The hotspot of the Seven Winds activity that is the Inoas grants many potentially powerful magical applications to those sensitive enough and willing to learn. Perhaps more significant, however, is the magic even a child could apply. Such simple magic is widespread and used in daily tasks across all Inoans, magically sensitive or not. An excellent example of such a technique is the art of stepping.
Stepping is merely exerting force on the general Winds with one’s foot and having it react. Elders often explain this as a command moving through the leg and out of the foot. Stripping on the soul is negligible from stepping, and it can be used exhaustively with no harm. It does not call upon a specific Wind yet has a multitude of uses.
A common use of stepping is providing something to kick off of in mid-air, propelling oneself even higher. This method can be used to scale buildings and obstacles, and many gather coconuts and breadfruit from trees this way. Note that consecutive mid-air steps require more focus and cannot be chained indefinitely. The use of stepping mid-air has been known to save workers from falling to their death during construction. Adepts of stepping may even use it as a platform to hold them. However, the Winds are never still, and such a platform will become unstable and potentially dangerous the longer it’s held.

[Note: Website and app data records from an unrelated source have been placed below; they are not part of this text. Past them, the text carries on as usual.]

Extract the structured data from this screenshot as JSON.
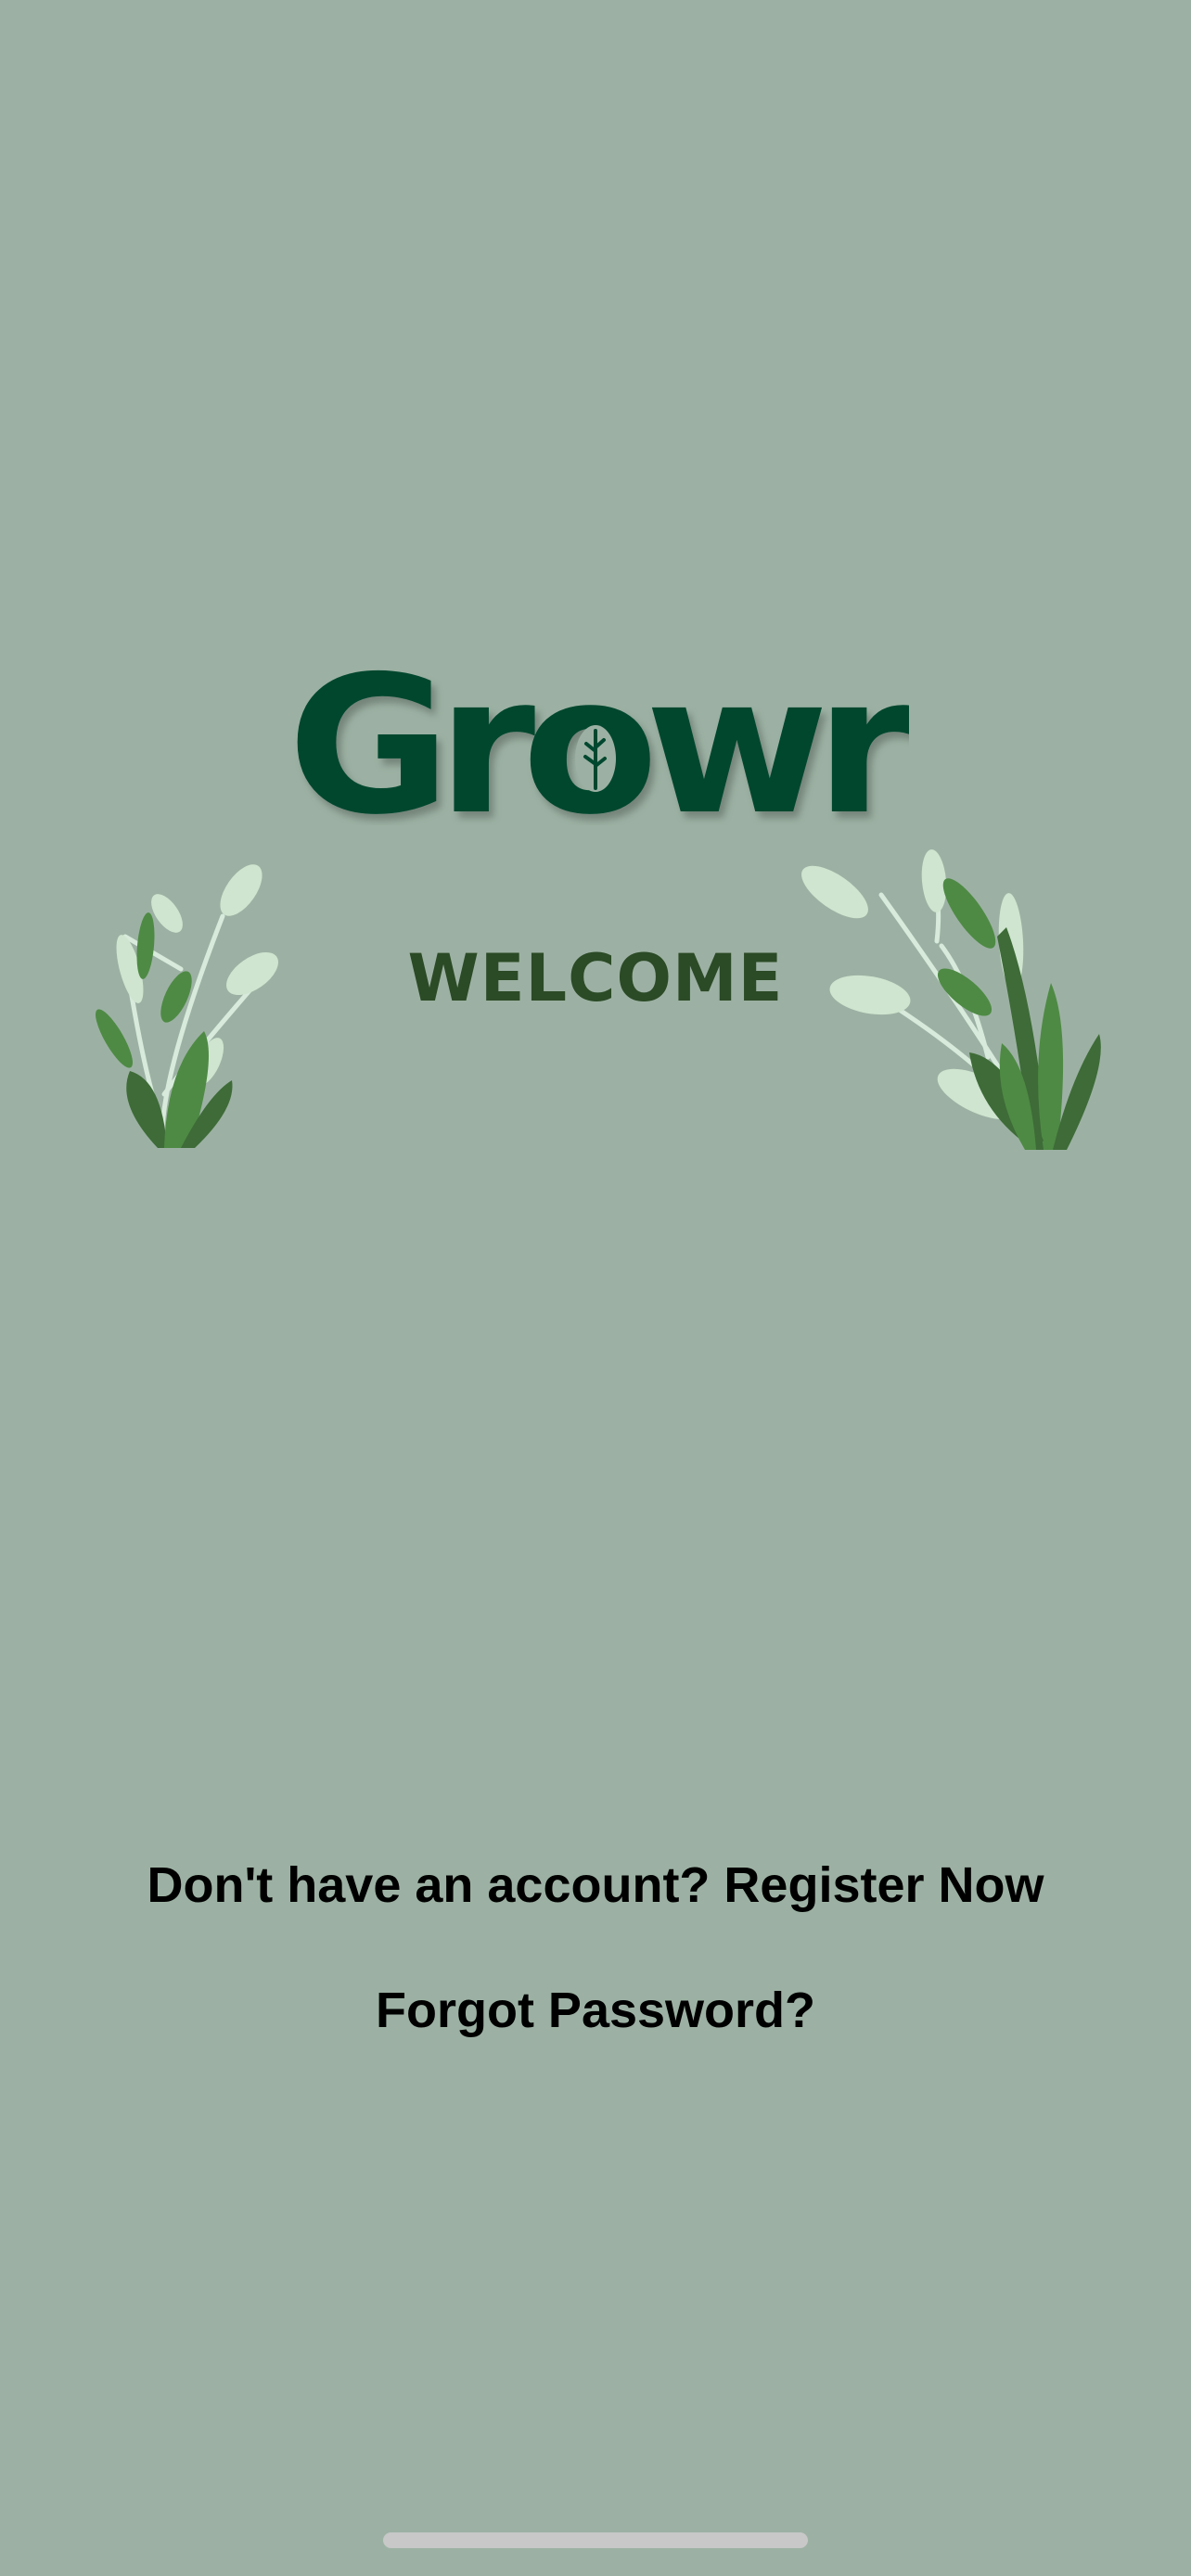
{
  "app": {
    "logo_text": "Growr",
    "welcome": "WELCOME"
  },
  "links": {
    "register": "Don't have an account? Register Now",
    "forgot_password": "Forgot Password?"
  },
  "colors": {
    "background": "#9cb1a3",
    "logo": "#00472f",
    "welcome": "#2b4a26",
    "leaf_dark": "#3e6b38",
    "leaf_mid": "#4e8a44",
    "leaf_light": "#cfe5cf",
    "link_text": "#000000",
    "home_indicator": "#c7c8c7"
  },
  "icons": {
    "logo_leaf": "leaf-icon",
    "left_plant": "plant-illustration",
    "right_plant": "plant-illustration"
  }
}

Because of the accessibility of stepping and its use by everyone, it frequently features in Inoan culture. One example is its significance as a rite of passage. Children who learn stepping have cleared their first milestone in their relationship with the Winds and are worthy of praise. However, taking to it later than usual is a point of ridicule and a sign that one is closed off to the winds and unfavored by the gods. Another notable appearance of stepping is within the famous play ‘Foolish Would-be Thief’, which displays the many comical mistakes the foolish thief makes in an attempted burglary. In the thief’s escape, he steps and launches himself directly into the doorway’s lintel, rendering himself unconscious. In addition to conveying the lintel as a symbol of guardianship, the ending tells the audience a clear message: even a fool can step.